It's the story of the frog. He will jump out of a hot pan. If the heat is gradual, he will stay in the pan and be roasted. The gradual heat is the sales tax or the fee, a little at a time; billions over a period. Also, these expenses are not one-time expenses; they are continual. Yes, after taking us for hundreds of millions, these leeches and parasites give contributions to art, music, charity, etc., and become philanthropists. Charts and graphs are promotion tools, created in boardrooms to support politician giveaways.
Thank you so very much for your insightful article "House of Cards." We have been so ignorant, having only read the Rio Salado Yes! campaign info and Tribune. We were a yes vote until we picked up New Times specifically because John Dougherty had written on the subject. We have high regard for his work on Fife Symington and felt we must read this. So here we are, thanking him for his tenacity. He's again laid out the facts clearly and simply for those of us who care, are most affected, but don't always have the time or energy to investigate something that isn't the squeakiest wheel in our daily lives.
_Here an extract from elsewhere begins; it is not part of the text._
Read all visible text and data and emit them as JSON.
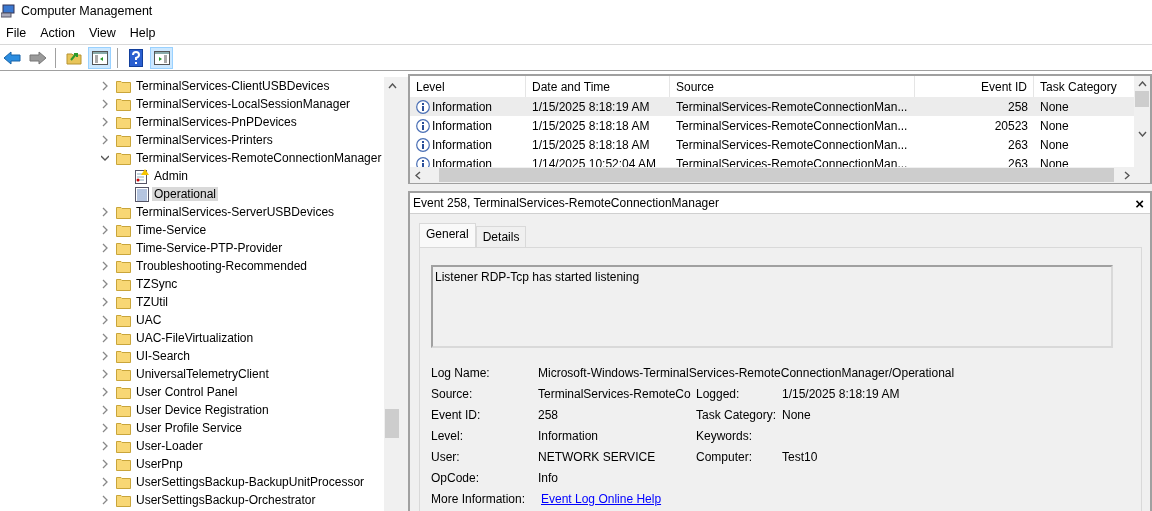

Linda and Vince Nagy
Rio Salado is indeed a "House of Cards," especially were the facts known. One fact that's notably missing is the matter of a network of highways to support this potential disaster. This cost alone could rival the cost of the project, doubling the current estimate. It's not enough to merely run a road connecting the project to routes 101 and 202. Think of the nightmare of thousands of cars merging onto (and off) 202 from Rio Salado after a game, let alone at rush hour, a convention, holidays, etc. This project requires separate roadways dispersing traffic to outlying areas, not merely connecting to existing roadways alone. Nowhere is this highway system mentioned. That's the big surprise awaiting the citizens after the expected approval vote. The word must get out now, not after the vote.
Name withheld by request
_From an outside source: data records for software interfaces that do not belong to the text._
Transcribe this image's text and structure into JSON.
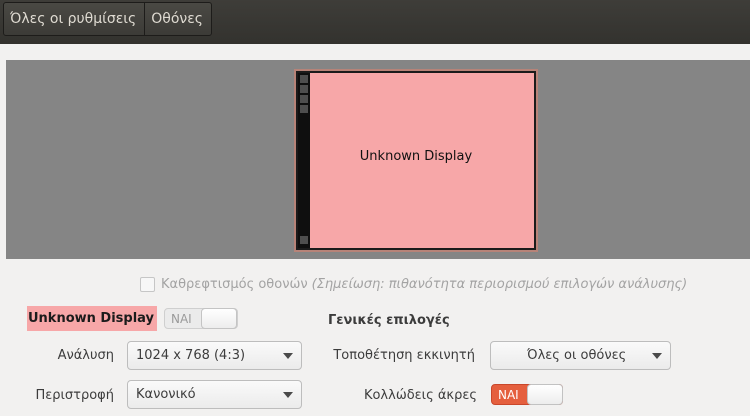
{
  "toolbar": {
    "all_settings": "Όλες οι ρυθμίσεις",
    "displays": "Οθόνες"
  },
  "preview": {
    "monitor_label": "Unknown Display",
    "monitor_color": "#f7a7a8"
  },
  "mirror": {
    "label": "Καθρεφτισμός οθονών",
    "note": "(Σημείωση: πιθανότητα περιορισμού επιλογών ανάλυσης)",
    "checked": false,
    "enabled": false
  },
  "display": {
    "name": "Unknown Display",
    "enabled_toggle": {
      "label": "ΝΑΙ",
      "on": false
    }
  },
  "resolution": {
    "label": "Ανάλυση",
    "value": "1024 x 768 (4:3)"
  },
  "rotation": {
    "label": "Περιστροφή",
    "value": "Κανονικό"
  },
  "general": {
    "heading": "Γενικές επιλογές",
    "launcher_placement": {
      "label": "Τοποθέτηση εκκινητή",
      "value": "Όλες οι οθόνες"
    },
    "sticky_edges": {
      "label": "Κολλώδεις άκρες",
      "toggle_label": "ΝΑΙ",
      "on": true
    }
  },
  "colors": {
    "accent": "#e55f3e",
    "display_highlight": "#f7a7a8",
    "toolbar_bg": "#3c3b37"
  }
}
A primary reason this Arizona native left Mesa was that the city, as it gets bigger and bigger, yearns for fame and prestige to go along with its population. Unfortunately, it's clear that if you want something bad enough, others will come along and take advantage of you.
All I heard when I lived there was that Bill Bidwill insisted that if the Cardinals were to be competitive, they would need a "domed stadium." I guess I now see why. It's a big opportunity to cut a deal with city officials blinded by the stars in their eyes. It's about money. Even the NFL, with its second (and second-rate) extortion routine (No Dome, No Super Bowl), is in the act.
I would urge Arizonans to resist the tactics of the Bidwill bunch. Private investors will always support and fund a win-win deal. It should be a red flag if they refuse to get involved, and the owners then attempt to cajole governments instead.
See ya, suckers!
As an employee of the Arizona Department of Environmental Quality for almost as long as the agency has existed, I must say that I am not surprised by your findings regarding our new director, Jacqueline Schafer (Flashes, April 8).
It is what some of us at work refer to as "Same shit, different odor." At the risk of sounding like a disgruntled employee, I have come to believe that moving up in this department is not determined by your accomplishments but rather by how badly you fuck up. The misdeeds that she has put upon the state of California have therefore made her more than qualified to direct a department larger than the one she has left.
Thank you for the insightful article; I doubt this information would have been made available at work.